And again, like those other films that share in the project of demythologizing the American West, The Power of the Dog attends to the land itself, reminding us of its permanence in the face of transitory human occupation. The cinematic consideration of the landscape, after all, is the most radical, progressive aspect of John Ford’s essential works. Monument Valley stands as a silent, impassive witness to westward expansion and white supremacy, rebuking it with a sublimity that impresses itself upon Ford’s characters even as their actions suggest the land is little more than a challenge of manhood. 

In The Power of the Dog, the landscape is similarly foreign to the human plight: long shots of the Montana hills punctuate moments of crisis in the film, almost like a Greek chorus of utter indifference.
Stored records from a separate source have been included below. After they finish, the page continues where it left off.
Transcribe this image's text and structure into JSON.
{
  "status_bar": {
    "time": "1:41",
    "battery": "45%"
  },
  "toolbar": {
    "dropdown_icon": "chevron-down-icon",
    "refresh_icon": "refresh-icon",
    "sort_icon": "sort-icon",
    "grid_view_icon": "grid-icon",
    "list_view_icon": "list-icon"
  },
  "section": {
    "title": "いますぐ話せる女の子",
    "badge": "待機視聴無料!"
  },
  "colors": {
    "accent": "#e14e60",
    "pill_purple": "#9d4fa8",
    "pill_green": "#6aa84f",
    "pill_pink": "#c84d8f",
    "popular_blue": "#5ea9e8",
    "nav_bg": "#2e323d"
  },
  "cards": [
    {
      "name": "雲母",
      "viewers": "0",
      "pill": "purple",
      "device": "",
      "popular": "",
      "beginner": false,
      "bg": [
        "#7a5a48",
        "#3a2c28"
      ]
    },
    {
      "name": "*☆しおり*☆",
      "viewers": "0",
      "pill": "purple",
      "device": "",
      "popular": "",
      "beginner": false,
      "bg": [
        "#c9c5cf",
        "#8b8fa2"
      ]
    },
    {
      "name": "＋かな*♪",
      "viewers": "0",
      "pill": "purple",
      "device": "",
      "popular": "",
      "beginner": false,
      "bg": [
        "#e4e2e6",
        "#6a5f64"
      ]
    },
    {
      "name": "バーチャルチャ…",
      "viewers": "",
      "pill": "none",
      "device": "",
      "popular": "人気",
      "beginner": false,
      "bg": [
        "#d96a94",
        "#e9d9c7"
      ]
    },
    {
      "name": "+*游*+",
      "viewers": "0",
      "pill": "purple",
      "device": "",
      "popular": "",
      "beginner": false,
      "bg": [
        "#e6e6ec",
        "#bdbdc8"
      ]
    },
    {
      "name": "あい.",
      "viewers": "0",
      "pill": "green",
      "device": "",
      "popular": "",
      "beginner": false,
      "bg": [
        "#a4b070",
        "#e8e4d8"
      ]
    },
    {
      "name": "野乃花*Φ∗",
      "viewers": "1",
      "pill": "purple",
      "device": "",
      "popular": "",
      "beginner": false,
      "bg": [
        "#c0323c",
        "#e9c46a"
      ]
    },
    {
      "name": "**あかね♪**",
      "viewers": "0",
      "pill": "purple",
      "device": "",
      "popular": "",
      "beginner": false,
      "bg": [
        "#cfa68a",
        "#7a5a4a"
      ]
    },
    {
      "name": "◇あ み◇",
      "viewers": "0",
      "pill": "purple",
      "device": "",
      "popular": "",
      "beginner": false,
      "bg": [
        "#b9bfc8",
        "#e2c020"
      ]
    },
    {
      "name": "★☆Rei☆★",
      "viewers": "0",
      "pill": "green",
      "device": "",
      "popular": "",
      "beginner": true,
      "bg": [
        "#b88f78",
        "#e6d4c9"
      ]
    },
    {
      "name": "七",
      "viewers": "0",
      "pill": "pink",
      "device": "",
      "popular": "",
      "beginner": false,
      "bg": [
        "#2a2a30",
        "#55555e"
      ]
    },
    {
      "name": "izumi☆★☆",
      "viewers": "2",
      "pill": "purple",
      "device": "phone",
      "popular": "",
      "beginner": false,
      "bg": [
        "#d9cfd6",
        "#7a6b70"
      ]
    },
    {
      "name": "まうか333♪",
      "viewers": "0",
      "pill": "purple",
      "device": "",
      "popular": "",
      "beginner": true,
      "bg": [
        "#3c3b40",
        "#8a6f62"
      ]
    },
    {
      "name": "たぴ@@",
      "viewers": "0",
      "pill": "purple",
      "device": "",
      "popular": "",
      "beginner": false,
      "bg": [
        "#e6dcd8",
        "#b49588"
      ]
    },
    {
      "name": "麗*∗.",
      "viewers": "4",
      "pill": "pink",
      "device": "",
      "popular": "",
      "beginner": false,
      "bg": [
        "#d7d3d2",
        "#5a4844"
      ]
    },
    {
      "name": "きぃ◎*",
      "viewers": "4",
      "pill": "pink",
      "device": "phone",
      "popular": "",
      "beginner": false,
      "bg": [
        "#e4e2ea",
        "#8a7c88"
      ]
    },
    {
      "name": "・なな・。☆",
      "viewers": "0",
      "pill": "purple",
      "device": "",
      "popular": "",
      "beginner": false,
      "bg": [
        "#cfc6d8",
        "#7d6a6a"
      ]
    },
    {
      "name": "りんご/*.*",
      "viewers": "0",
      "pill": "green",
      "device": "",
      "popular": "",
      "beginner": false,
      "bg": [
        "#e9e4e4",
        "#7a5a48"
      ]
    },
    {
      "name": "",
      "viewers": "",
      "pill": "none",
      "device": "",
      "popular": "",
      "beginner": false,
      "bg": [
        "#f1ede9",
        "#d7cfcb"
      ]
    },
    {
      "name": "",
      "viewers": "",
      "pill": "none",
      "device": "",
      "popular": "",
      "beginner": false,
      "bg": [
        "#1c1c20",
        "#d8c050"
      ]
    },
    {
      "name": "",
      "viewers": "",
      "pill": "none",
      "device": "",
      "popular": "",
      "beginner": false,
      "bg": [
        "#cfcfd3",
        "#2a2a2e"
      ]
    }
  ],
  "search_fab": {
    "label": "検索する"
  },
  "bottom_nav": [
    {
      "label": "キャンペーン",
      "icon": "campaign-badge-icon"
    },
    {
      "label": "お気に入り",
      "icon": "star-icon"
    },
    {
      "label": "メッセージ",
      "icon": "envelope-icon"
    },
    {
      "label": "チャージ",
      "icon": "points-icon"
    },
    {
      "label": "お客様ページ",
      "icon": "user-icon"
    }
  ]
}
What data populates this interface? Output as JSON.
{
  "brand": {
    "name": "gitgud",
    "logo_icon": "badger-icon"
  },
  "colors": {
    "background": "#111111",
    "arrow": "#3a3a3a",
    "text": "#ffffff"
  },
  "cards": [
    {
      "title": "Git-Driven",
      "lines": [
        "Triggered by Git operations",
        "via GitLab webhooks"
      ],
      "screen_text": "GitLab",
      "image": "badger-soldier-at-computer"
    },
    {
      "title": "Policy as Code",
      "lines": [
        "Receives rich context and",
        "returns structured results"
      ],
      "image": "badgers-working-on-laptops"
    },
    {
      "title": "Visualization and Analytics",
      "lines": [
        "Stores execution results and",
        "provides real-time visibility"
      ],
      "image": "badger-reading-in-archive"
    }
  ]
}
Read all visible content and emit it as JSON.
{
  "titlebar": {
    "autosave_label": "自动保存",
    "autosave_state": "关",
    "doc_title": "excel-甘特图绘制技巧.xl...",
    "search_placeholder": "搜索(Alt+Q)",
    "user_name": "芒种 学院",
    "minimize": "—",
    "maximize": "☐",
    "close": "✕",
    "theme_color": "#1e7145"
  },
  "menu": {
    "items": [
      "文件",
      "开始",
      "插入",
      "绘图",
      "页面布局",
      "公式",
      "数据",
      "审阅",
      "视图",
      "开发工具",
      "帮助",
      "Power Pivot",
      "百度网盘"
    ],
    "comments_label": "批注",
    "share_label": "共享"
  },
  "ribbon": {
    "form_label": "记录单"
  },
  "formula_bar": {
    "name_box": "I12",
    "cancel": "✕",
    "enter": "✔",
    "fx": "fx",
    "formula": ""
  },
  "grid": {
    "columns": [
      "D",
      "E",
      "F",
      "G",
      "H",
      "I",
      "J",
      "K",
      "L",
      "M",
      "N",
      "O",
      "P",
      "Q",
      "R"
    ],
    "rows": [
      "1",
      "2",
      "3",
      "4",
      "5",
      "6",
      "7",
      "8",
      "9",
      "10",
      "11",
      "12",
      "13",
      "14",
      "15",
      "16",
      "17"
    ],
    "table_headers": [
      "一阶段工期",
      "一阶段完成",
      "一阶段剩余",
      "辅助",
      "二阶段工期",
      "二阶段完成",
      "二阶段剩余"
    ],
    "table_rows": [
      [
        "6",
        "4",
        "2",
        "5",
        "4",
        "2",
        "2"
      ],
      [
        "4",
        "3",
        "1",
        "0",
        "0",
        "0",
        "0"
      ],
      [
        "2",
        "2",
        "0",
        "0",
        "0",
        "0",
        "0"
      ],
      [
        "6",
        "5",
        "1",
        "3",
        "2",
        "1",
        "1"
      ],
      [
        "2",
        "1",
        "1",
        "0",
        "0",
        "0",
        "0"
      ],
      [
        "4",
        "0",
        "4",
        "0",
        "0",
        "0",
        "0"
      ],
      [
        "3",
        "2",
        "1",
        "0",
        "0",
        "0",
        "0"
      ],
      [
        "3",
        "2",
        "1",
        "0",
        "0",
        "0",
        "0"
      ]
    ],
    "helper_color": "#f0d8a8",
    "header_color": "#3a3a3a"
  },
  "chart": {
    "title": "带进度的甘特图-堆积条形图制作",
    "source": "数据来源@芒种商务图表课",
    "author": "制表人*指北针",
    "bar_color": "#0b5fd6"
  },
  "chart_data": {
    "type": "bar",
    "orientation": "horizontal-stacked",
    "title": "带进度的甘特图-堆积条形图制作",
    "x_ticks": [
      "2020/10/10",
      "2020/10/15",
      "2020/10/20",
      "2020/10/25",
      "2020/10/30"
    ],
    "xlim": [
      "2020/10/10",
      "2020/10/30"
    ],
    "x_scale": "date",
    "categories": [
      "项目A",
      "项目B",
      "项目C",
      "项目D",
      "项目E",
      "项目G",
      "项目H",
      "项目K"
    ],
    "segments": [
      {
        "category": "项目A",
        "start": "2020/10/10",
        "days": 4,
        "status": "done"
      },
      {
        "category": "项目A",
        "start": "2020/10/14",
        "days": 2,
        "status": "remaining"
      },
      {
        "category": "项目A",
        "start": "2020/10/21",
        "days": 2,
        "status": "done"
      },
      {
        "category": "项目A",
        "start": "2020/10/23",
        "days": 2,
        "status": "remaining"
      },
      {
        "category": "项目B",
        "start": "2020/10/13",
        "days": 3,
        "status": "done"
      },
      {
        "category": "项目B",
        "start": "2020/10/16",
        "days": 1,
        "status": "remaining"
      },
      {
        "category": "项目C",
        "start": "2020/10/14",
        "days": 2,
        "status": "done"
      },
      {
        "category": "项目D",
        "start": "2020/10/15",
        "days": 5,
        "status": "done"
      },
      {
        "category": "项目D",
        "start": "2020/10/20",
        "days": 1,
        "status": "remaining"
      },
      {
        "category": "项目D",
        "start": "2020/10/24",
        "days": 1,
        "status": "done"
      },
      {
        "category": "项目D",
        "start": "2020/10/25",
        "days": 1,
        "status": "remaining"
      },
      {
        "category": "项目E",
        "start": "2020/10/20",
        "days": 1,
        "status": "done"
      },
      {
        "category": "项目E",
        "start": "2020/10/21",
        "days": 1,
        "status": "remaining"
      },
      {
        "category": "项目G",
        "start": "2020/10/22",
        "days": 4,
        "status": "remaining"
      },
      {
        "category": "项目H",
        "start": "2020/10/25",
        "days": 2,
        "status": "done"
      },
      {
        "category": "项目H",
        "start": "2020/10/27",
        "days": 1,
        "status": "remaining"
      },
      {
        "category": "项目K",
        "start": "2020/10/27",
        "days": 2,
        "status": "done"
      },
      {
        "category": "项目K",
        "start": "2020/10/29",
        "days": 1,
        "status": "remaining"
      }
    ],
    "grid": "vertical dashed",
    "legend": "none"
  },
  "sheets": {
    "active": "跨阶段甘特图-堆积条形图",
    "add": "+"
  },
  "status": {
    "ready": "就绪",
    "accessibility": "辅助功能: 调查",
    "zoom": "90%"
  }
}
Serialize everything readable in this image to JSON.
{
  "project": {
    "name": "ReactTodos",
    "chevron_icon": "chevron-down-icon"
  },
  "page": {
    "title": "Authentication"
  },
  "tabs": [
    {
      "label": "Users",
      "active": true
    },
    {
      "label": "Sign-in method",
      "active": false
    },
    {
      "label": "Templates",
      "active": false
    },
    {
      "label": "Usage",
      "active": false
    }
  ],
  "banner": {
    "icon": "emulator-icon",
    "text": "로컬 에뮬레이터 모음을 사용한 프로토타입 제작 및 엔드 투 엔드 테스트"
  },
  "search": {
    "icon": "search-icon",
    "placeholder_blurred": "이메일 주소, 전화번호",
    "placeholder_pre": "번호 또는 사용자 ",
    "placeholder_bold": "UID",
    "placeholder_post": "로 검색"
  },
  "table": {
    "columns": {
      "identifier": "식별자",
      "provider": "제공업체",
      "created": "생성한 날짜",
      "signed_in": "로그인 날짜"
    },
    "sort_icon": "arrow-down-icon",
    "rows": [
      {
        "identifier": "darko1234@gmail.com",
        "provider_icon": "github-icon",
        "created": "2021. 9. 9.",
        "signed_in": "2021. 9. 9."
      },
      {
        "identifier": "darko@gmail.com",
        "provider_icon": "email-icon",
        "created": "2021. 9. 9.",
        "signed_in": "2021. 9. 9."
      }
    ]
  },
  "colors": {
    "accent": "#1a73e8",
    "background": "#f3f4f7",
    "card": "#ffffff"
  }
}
But the ability to see the land, to bend it to one’s desires and imagination, is a line of continuity linking Bronco Henry, Phil, and finally Peter. The cowhands are in awe of Phil’s ability to “see things” in the distant mountains, and at first we think he may have superhuman vision. But later, when Phil asks Peter what he sees and the latter identifies a hill as looking like a barking dog, Phil is astonished by the boy’s visionary capabilities: “You just saw that?” he enthuses. 

Here and elsewhere in the film, Campion intimates that there is a thin line between reverence for the landscape and the masculinist/capitalist drive to subdue it, to reduce it to a field of dreams. And the land, like the other objects of negotiation between Phil and Peter, is not simply handed down—the psychic register of the fetish object is altered in the exchange. There will be no assignation on the hilltop. The saddle will go unpolished. The rope, having done its job, is hidden away under the bed, removed from circulation. However it may have happened—naiveté, manipulation, revenge, or even another, inchoate form of perversion—Peter breaks the cycle. He is not an object fetishist; he is a user of tools.